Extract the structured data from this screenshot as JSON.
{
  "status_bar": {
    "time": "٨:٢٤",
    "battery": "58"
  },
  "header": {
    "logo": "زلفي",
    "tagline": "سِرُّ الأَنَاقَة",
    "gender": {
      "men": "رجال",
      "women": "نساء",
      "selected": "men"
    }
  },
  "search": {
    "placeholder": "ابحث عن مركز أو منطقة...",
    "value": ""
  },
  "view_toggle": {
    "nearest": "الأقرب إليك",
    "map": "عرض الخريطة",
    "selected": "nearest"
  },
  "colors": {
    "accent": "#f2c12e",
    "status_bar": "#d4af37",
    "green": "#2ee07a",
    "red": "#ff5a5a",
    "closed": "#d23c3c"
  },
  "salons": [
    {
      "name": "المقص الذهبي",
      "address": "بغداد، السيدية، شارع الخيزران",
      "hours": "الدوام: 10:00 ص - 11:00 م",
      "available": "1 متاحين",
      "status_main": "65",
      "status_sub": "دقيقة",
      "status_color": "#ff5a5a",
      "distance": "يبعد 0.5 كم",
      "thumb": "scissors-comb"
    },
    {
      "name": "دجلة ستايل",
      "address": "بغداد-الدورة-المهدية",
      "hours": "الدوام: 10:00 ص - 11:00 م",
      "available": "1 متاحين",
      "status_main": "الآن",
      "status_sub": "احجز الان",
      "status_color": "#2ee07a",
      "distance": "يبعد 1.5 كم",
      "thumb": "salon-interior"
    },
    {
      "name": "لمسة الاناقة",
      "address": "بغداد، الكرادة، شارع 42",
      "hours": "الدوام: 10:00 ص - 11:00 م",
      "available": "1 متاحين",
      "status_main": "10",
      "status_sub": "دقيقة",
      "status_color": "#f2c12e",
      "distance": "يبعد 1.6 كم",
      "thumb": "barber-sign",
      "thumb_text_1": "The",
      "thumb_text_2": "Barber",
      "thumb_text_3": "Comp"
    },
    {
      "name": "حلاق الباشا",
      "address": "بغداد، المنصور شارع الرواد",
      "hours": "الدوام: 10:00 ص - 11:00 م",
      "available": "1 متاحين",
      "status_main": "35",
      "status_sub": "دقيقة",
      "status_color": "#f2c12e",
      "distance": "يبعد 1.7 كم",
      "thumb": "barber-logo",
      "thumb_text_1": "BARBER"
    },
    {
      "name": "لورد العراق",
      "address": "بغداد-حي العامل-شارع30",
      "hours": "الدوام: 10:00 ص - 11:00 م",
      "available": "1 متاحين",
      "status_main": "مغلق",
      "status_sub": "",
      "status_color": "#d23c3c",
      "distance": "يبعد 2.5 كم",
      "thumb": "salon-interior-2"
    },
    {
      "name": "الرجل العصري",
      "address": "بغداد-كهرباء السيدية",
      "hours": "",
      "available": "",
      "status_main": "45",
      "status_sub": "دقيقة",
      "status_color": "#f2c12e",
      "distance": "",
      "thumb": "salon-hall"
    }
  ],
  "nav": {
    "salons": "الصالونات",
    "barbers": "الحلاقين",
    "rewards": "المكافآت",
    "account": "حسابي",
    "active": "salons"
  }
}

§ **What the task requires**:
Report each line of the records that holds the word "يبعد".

§ **Task response**:
      "distance": "يبعد 0.5 كم",
      "distance": "يبعد 1.5 كم",
      "distance": "يبعد 1.6 كم",
      "distance": "يبعد 1.7 كم",
      "distance": "يبعد 2.5 كم",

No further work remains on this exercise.